Data provided
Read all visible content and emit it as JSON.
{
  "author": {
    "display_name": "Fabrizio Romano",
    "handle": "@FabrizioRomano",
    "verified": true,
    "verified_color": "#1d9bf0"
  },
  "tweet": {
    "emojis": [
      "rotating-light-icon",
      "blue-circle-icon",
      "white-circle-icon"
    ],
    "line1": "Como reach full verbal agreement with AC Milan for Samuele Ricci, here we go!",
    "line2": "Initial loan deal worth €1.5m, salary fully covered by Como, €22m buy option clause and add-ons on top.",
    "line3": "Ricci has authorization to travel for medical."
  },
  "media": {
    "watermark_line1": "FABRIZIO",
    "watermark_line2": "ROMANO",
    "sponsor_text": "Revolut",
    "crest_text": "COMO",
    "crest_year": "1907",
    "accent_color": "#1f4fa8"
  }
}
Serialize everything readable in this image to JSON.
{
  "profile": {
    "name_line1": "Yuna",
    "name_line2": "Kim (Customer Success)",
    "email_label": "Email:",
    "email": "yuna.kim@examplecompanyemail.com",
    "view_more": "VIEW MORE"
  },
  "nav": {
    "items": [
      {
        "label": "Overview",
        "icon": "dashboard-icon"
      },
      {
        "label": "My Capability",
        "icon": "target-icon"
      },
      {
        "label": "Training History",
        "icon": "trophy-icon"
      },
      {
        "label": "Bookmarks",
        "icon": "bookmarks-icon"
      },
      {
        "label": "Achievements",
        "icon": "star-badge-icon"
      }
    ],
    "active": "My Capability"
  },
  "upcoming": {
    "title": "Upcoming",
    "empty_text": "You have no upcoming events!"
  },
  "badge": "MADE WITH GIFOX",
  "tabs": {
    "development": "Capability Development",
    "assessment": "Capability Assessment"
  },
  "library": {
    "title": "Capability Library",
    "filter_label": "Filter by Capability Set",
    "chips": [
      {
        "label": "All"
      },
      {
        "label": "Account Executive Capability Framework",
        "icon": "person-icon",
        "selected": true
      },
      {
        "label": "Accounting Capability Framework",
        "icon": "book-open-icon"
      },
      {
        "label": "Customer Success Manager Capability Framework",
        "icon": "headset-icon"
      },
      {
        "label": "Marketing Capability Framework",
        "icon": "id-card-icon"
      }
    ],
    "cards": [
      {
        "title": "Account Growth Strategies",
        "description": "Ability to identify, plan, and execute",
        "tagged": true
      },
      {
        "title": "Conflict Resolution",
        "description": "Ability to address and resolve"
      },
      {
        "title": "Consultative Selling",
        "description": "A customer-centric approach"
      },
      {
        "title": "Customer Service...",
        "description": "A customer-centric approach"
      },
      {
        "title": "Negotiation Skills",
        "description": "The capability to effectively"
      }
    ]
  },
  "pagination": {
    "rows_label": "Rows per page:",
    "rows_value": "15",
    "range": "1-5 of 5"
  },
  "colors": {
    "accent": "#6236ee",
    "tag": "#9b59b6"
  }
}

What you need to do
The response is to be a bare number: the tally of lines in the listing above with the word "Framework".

Exercise response
4